Sarah Larson Levey’s advice:
Look to develop your culture
“I always say, hire someone who is not a culture fit, but a culture add.”
Take your time
I know a lot of times you want to make those few hires so you just get them done. But you need the right people around you, and they need to be there for the right reasons.
Could you take them to therapy?
“We have retreats where we literally sit down and have group therapy twice a year. And it’s important to us, because we talk about what’s working with our communication, what can we do better, how can we thrive as a team at a higher level. So when I’m hiring someone now, in my mind I’m like, can you sit down in therapy with them?”
Session Six: Help people
How do you build a workplace that people will love showing up to? There’s an art and science to creating positive culture and hiring the right people to protect it.
At Startup Studio, Lucia Smith said “Culture is your social norm. It’s your mindsets, your beliefs, your way of doing things. It’s not your perks, your swag, and your parties.”
Smith told the audience that a healthy company culture will have five core tenants:
“And I mean trusting that your employees can handle information. That they can roll with the punches. That they can take the ambiguity that comes with being an early stage company. And then hopefully in return they will trust you.”
“Having as much empathy for your employees, and encouraging them to have it with each other, as you do your customers or your users.”
“There’s respect for interpreting ideas, respect for people in general. But actually, technically respect for people’s time. The number one thing that employees want to talk to me about is their time.”
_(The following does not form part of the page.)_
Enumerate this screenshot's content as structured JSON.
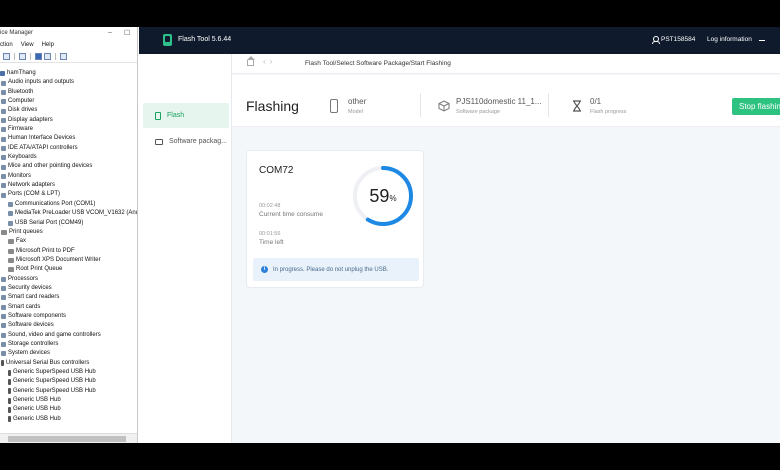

“You should see a fail as a team. You do not want to create a culture where you are finger pointing.”
“There’s a saying that ‘until everyone’s free, no one’s free.’ That is true with cultures. Unless a culture is good for everyone. It is not a good culture. You really do need to think about, is this something that is working for everyone?”